--- Given data ---
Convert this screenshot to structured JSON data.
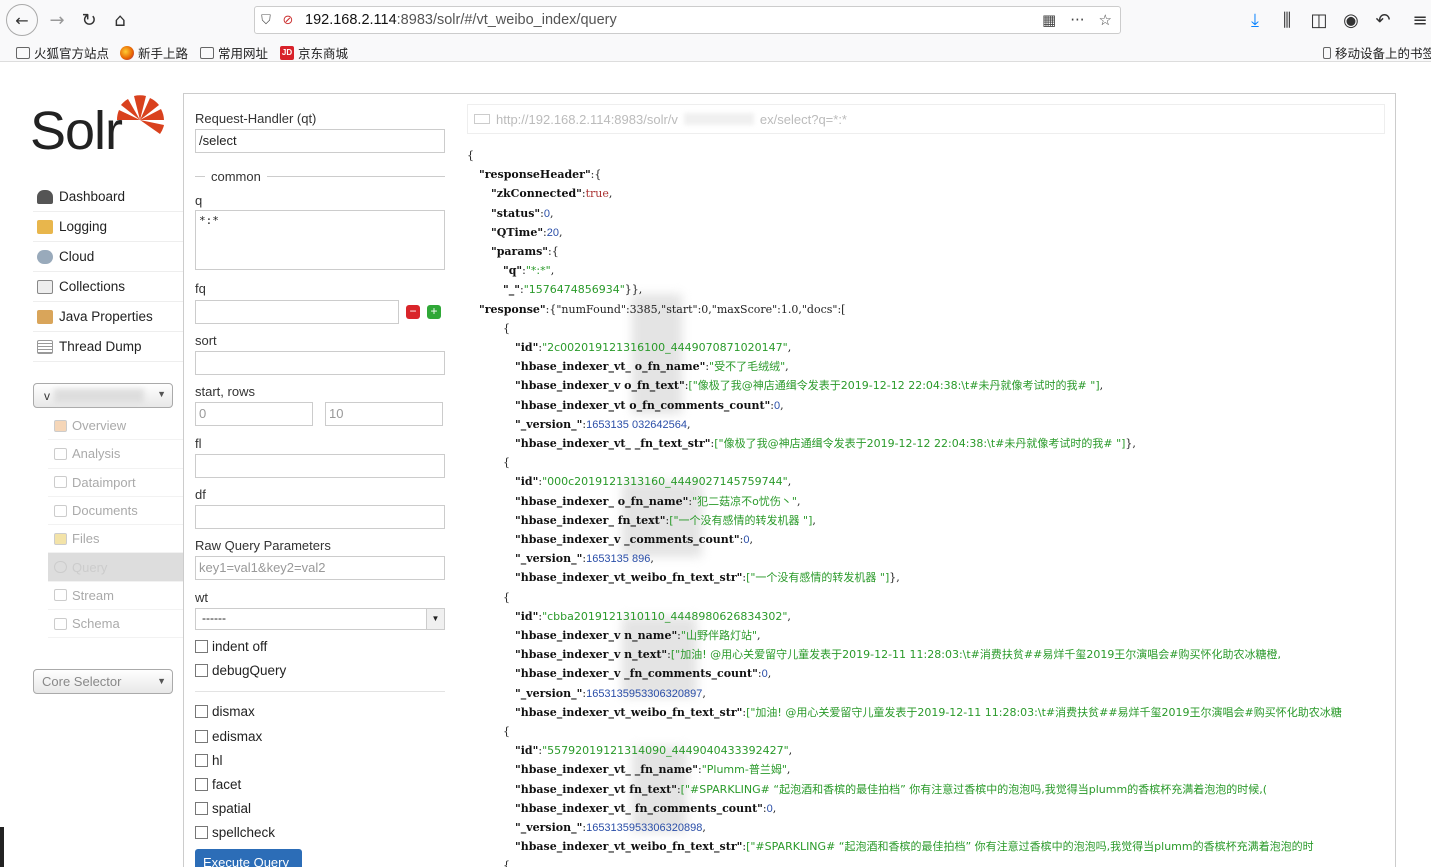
{
  "browser": {
    "url_host": "192.168.2.114",
    "url_path": ":8983/solr/#/vt_weibo_index/query",
    "bookmarks": [
      "火狐官方站点",
      "新手上路",
      "常用网址",
      "京东商城"
    ],
    "mobile_bookmarks": "移动设备上的书签",
    "icons": [
      "back-icon",
      "forward-icon",
      "reload-icon",
      "home-icon",
      "shield-icon",
      "insecure-lock-icon",
      "qr-icon",
      "more-icon",
      "star-icon",
      "download-icon",
      "library-icon",
      "sidebar-icon",
      "account-icon",
      "undo-icon",
      "menu-icon"
    ]
  },
  "solr": {
    "logo": "Solr",
    "nav": [
      "Dashboard",
      "Logging",
      "Cloud",
      "Collections",
      "Java Properties",
      "Thread Dump"
    ],
    "core_selected": "v",
    "sub_nav": [
      "Overview",
      "Analysis",
      "Dataimport",
      "Documents",
      "Files",
      "Query",
      "Stream",
      "Schema"
    ],
    "active_sub": "Query",
    "core_selector": "Core Selector"
  },
  "form": {
    "request_handler_label": "Request-Handler (qt)",
    "request_handler": "/select",
    "common_label": "common",
    "q_label": "q",
    "q_value": "*:*",
    "fq_label": "fq",
    "sort_label": "sort",
    "start_rows_label": "start, rows",
    "start_placeholder": "0",
    "rows_placeholder": "10",
    "fl_label": "fl",
    "df_label": "df",
    "raw_label": "Raw Query Parameters",
    "raw_placeholder": "key1=val1&key2=val2",
    "wt_label": "wt",
    "wt_value": "------",
    "indent_off": "indent off",
    "debug_query": "debugQuery",
    "options": [
      "dismax",
      "edismax",
      "hl",
      "facet",
      "spatial",
      "spellcheck"
    ],
    "execute": "Execute Query"
  },
  "response": {
    "request_url": "http://192.168.2.114:8983/solr/v",
    "request_url_tail": "ex/select?q=*:*",
    "lines": [
      {
        "i": 0,
        "t": "{"
      },
      {
        "i": 1,
        "k": "responseHeader",
        "t": ":{"
      },
      {
        "i": 2,
        "k": "zkConnected",
        "b": "true",
        "t": ","
      },
      {
        "i": 2,
        "k": "status",
        "n": "0",
        "t": ","
      },
      {
        "i": 2,
        "k": "QTime",
        "n": "20",
        "t": ","
      },
      {
        "i": 2,
        "k": "params",
        "t": ":{"
      },
      {
        "i": 3,
        "k": "q",
        "s": "\"*:*\"",
        "t": ","
      },
      {
        "i": 3,
        "k": "_",
        "s": "\"1576474856934\"",
        "t": "}},"
      },
      {
        "i": 1,
        "k": "response",
        "t": ":{\"numFound\":3385,\"start\":0,\"maxScore\":1.0,\"docs\":["
      },
      {
        "i": 3,
        "t": "{"
      },
      {
        "i": 4,
        "k": "id",
        "s": "\"2c002019121316100_4449070871020147\"",
        "t": ","
      },
      {
        "i": 4,
        "k": "hbase_indexer_vt_          o_fn_name",
        "s": "\"受不了毛绒绒\"",
        "t": ","
      },
      {
        "i": 4,
        "k": "hbase_indexer_v          o_fn_text",
        "s": "[\"像极了我@神店通缉令发表于2019-12-12 22:04:38:\\t#未丹就像考试时的我#  \"]",
        "t": ","
      },
      {
        "i": 4,
        "k": "hbase_indexer_vt          o_fn_comments_count",
        "n": "0",
        "t": ","
      },
      {
        "i": 4,
        "k": "_version_",
        "n": "1653135         032642564",
        "t": ","
      },
      {
        "i": 4,
        "k": "hbase_indexer_vt_        _fn_text_str",
        "s": "[\"像极了我@神店通缉令发表于2019-12-12 22:04:38:\\t#未丹就像考试时的我#  \"]",
        "t": "},"
      },
      {
        "i": 3,
        "t": "{"
      },
      {
        "i": 4,
        "k": "id",
        "s": "\"000c2019121313160_4449027145759744\"",
        "t": ","
      },
      {
        "i": 4,
        "k": "hbase_indexer_          o_fn_name",
        "s": "\"犯二菇凉不o忧伤丶\"",
        "t": ","
      },
      {
        "i": 4,
        "k": "hbase_indexer_          fn_text",
        "s": "[\"一个没有感情的转发机器  \"]",
        "t": ","
      },
      {
        "i": 4,
        "k": "hbase_indexer_v          _comments_count",
        "n": "0",
        "t": ","
      },
      {
        "i": 4,
        "k": "_version_",
        "n": "1653135          896",
        "t": ","
      },
      {
        "i": 4,
        "k": "hbase_indexer_vt_weibo_fn_text_str",
        "s": "[\"一个没有感情的转发机器  \"]",
        "t": "},"
      },
      {
        "i": 3,
        "t": "{"
      },
      {
        "i": 4,
        "k": "id",
        "s": "\"cbba2019121310110_4448980626834302\"",
        "t": ","
      },
      {
        "i": 4,
        "k": "hbase_indexer_v          n_name",
        "s": "\"山野伴路灯站\"",
        "t": ","
      },
      {
        "i": 4,
        "k": "hbase_indexer_v          n_text",
        "s": "[\"加油! @用心关爱留守儿童发表于2019-12-11 11:28:03:\\t#消费扶贫##易烊千玺2019王尔演唱会#购买怀化助农冰糖橙,",
        "t": ""
      },
      {
        "i": 4,
        "k": "hbase_indexer_v          _fn_comments_count",
        "n": "0",
        "t": ","
      },
      {
        "i": 4,
        "k": "_version_",
        "n": "1653135953306320897",
        "t": ","
      },
      {
        "i": 4,
        "k": "hbase_indexer_vt_weibo_fn_text_str",
        "s": "[\"加油! @用心关爱留守儿童发表于2019-12-11 11:28:03:\\t#消费扶贫##易烊千玺2019王尔演唱会#购买怀化助农冰糖",
        "t": ""
      },
      {
        "i": 3,
        "t": "{"
      },
      {
        "i": 4,
        "k": "id",
        "s": "\"55792019121314090_4449040433392427\"",
        "t": ","
      },
      {
        "i": 4,
        "k": "hbase_indexer_vt_          _fn_name",
        "s": "\"Plumm-普兰姆\"",
        "t": ","
      },
      {
        "i": 4,
        "k": "hbase_indexer_vt          fn_text",
        "s": "[\"#SPARKLING# “起泡酒和香槟的最佳拍档” 你有注意过香槟中的泡泡吗,我觉得当plumm的香槟杯充满着泡泡的时候,(",
        "t": ""
      },
      {
        "i": 4,
        "k": "hbase_indexer_vt_          fn_comments_count",
        "n": "0",
        "t": ","
      },
      {
        "i": 4,
        "k": "_version_",
        "n": "1653135953306320898",
        "t": ","
      },
      {
        "i": 4,
        "k": "hbase_indexer_vt_weibo_fn_text_str",
        "s": "[\"#SPARKLING# “起泡酒和香槟的最佳拍档” 你有注意过香槟中的泡泡吗,我觉得当plumm的香槟杯充满着泡泡的时",
        "t": ""
      },
      {
        "i": 3,
        "t": "{"
      }
    ]
  }
}
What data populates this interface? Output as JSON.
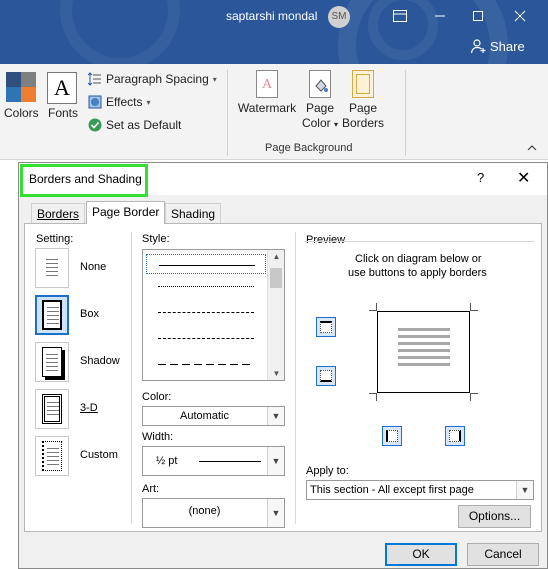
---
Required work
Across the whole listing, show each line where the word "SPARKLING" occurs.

Result for this task
        "s": "[\"#SPARKLING# “起泡酒和香槟的最佳拍档” 你有注意过香槟中的泡泡吗,我觉得当plumm的香槟杯充满着泡泡的时候,(",
        "s": "[\"#SPARKLING# “起泡酒和香槟的最佳拍档” 你有注意过香槟中的泡泡吗,我觉得当plumm的香槟杯充满着泡泡的时",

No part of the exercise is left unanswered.